┌────────

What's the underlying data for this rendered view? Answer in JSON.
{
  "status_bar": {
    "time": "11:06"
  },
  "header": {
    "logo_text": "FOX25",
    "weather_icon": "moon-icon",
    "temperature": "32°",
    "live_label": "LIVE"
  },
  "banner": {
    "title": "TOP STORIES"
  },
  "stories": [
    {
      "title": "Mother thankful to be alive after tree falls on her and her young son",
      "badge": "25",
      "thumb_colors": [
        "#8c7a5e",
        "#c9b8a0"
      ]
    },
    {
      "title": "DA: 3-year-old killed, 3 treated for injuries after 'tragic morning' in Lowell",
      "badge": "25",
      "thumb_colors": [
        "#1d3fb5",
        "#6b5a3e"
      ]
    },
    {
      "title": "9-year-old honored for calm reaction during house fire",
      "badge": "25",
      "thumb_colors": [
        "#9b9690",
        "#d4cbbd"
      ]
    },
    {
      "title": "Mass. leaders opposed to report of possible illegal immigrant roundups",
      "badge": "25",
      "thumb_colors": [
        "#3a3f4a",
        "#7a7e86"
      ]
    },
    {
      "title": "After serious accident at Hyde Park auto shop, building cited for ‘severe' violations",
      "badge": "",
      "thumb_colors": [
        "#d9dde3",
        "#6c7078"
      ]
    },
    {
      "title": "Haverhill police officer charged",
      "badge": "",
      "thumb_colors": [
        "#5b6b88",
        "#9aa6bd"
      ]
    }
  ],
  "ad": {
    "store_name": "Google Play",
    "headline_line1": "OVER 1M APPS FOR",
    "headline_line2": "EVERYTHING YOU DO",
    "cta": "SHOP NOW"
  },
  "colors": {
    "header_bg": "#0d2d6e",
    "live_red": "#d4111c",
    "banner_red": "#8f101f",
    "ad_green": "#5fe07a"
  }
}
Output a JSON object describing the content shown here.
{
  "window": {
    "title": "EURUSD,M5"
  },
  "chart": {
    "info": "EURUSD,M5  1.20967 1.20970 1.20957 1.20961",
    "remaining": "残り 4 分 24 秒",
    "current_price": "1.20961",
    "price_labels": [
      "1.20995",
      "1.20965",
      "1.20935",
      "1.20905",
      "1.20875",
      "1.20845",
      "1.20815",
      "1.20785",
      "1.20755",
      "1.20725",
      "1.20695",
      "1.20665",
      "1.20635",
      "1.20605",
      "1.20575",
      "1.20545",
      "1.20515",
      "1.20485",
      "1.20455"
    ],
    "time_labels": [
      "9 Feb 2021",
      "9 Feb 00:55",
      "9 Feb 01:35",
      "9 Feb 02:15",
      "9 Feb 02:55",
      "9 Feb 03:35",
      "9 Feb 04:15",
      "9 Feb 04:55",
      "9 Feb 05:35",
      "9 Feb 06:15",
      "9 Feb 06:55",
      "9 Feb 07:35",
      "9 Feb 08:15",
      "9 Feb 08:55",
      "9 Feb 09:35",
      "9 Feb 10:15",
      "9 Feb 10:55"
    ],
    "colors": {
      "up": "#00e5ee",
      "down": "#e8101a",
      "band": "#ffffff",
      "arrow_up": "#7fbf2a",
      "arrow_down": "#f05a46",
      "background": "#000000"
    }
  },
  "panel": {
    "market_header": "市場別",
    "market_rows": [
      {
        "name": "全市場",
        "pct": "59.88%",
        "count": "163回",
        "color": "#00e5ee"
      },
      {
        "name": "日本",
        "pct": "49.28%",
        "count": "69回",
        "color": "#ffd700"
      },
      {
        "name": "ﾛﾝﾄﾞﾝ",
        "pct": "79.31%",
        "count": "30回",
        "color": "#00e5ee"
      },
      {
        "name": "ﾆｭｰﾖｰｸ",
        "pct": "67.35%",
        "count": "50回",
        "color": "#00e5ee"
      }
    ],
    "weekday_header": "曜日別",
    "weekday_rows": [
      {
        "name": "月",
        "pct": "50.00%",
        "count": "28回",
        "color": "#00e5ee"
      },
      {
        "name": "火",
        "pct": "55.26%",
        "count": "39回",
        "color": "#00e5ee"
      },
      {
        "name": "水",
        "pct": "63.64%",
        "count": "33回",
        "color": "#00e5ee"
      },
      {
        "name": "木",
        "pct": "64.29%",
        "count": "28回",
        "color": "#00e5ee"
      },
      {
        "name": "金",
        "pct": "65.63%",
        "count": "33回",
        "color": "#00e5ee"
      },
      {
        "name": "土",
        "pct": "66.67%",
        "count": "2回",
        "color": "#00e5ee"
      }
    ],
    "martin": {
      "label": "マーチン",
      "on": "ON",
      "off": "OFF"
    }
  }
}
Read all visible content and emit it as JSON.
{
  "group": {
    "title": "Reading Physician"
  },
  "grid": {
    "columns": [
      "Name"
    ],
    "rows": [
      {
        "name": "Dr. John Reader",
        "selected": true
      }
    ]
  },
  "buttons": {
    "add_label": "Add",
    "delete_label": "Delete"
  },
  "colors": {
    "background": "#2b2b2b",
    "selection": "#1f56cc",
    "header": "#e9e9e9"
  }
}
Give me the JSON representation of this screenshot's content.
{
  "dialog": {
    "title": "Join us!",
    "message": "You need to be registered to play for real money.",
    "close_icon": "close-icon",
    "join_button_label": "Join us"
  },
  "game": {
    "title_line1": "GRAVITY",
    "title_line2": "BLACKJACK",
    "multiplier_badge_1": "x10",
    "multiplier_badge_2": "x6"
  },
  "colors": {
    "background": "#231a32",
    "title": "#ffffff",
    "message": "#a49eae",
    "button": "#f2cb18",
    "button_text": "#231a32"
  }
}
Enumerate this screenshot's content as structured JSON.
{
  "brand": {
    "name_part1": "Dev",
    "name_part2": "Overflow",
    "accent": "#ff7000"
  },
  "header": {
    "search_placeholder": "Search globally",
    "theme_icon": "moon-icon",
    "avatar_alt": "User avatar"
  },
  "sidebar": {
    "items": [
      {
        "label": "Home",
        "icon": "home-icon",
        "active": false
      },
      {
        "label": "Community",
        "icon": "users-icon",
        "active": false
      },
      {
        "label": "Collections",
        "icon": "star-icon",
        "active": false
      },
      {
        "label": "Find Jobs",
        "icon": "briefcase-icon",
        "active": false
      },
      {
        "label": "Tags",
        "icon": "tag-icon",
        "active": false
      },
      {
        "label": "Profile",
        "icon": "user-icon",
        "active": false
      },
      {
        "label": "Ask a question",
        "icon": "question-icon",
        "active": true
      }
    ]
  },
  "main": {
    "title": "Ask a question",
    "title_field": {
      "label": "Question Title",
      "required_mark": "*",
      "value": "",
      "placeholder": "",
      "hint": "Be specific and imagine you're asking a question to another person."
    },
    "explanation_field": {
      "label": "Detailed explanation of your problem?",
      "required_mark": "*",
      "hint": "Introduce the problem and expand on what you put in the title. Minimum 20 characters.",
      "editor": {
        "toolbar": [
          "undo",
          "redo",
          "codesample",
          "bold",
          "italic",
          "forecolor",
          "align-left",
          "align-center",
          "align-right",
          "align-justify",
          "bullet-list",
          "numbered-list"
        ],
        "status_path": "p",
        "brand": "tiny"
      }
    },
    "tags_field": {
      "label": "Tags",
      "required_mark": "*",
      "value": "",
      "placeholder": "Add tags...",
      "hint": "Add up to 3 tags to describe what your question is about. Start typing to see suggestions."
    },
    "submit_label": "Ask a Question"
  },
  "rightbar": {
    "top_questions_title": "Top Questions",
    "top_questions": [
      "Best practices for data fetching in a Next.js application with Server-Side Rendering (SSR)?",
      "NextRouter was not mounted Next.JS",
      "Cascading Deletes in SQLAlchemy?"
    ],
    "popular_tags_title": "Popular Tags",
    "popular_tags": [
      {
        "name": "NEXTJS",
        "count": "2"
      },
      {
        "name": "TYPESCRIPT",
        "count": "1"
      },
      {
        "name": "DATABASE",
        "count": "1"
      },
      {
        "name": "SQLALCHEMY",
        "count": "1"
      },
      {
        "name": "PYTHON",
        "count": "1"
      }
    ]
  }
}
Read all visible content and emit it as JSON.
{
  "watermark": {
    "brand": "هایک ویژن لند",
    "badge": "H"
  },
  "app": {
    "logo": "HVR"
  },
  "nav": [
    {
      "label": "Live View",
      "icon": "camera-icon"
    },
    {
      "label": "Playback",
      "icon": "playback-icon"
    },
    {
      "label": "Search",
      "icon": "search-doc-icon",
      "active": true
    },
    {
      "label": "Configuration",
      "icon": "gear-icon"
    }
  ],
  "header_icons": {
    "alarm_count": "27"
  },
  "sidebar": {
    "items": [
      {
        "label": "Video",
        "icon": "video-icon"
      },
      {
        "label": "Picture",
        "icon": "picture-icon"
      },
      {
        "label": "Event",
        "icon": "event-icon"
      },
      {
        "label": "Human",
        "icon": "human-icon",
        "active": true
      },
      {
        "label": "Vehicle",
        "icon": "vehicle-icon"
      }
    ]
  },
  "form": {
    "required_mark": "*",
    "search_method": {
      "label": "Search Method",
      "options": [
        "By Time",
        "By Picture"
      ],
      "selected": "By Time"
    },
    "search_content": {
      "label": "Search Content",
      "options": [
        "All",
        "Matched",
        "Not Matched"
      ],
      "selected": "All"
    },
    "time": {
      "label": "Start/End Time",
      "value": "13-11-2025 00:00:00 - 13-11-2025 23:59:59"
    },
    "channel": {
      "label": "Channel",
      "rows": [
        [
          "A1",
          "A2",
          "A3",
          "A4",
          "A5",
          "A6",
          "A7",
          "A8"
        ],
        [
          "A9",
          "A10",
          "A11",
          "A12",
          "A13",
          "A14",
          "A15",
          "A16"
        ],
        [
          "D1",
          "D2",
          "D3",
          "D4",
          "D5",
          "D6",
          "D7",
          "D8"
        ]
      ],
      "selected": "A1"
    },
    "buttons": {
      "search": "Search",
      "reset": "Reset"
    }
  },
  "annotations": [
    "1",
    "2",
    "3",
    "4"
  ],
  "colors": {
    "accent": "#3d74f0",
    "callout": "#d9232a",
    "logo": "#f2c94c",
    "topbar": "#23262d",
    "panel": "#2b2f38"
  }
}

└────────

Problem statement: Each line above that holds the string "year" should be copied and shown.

Task answer:
      "title": "DA: 3-year-old killed, 3 treated for injuries after 'tragic morning' in Lowell",
      "title": "9-year-old honored for calm reaction during house fire",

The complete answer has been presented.